The emergence of big-data workloads in the analytics, business, and scientific computing domains, allied with the advent of new compute technologies (e.g., GPUs, FPGAs, neural network accelerators) and memories (e.g., persistent byte-addressable memory, die-stacking memory, etc.) warrants a rethink of fundamental systems abstractions. A central abstraction is that of virtual memory. Virtual memory allows us to program systems with a myriad of compute resources in a tractable manner, while harnessing their benefits. However, the virtual memory abstractions we use today have remained unchanged from the time of mainframes made up of discrete transistors. Naturally, these traditional VM abstractions are antiquated and woefully inadequate in today's vastly different computing landscape.
My talk presents hardware and operating system support to realize a modern virtual memory abstraction for modern systems. A central tenet of my work is to design hardware that unobtrusively inspects OS/program activity (without changing them) to realize efficiency, better performance, and energy-efficiency.

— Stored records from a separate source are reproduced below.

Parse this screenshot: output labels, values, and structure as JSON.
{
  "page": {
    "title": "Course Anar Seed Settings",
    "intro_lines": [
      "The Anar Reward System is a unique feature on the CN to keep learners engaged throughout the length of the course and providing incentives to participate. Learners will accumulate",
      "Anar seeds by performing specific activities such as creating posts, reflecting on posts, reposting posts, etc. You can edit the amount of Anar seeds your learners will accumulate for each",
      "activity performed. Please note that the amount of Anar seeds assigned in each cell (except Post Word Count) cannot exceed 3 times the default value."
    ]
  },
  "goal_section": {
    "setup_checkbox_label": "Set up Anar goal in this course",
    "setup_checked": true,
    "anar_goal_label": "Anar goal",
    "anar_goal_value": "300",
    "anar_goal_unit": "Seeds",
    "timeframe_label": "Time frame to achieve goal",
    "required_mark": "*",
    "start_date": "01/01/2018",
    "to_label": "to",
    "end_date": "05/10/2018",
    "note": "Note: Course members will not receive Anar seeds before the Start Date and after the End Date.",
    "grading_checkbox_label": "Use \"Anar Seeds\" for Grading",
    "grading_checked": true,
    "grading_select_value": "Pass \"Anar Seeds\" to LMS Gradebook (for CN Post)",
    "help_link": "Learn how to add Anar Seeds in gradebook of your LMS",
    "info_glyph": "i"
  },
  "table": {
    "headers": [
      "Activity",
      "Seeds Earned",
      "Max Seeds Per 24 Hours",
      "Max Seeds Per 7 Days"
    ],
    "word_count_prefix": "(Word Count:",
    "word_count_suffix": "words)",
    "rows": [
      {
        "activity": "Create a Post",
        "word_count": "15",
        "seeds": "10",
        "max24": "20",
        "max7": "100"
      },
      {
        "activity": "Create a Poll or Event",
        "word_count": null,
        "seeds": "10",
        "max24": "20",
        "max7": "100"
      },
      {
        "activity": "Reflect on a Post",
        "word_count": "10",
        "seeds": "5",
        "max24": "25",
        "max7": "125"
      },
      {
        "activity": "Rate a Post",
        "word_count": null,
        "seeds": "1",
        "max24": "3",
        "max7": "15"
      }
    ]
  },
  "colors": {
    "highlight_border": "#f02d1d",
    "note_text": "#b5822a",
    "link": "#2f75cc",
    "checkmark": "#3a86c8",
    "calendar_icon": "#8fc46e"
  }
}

Further, I will discuss low-overhead mechanisms to ensure that changes to the virtual memory stack -- a systems layer often prone to security exploits -- remain secure in addition to being efficient.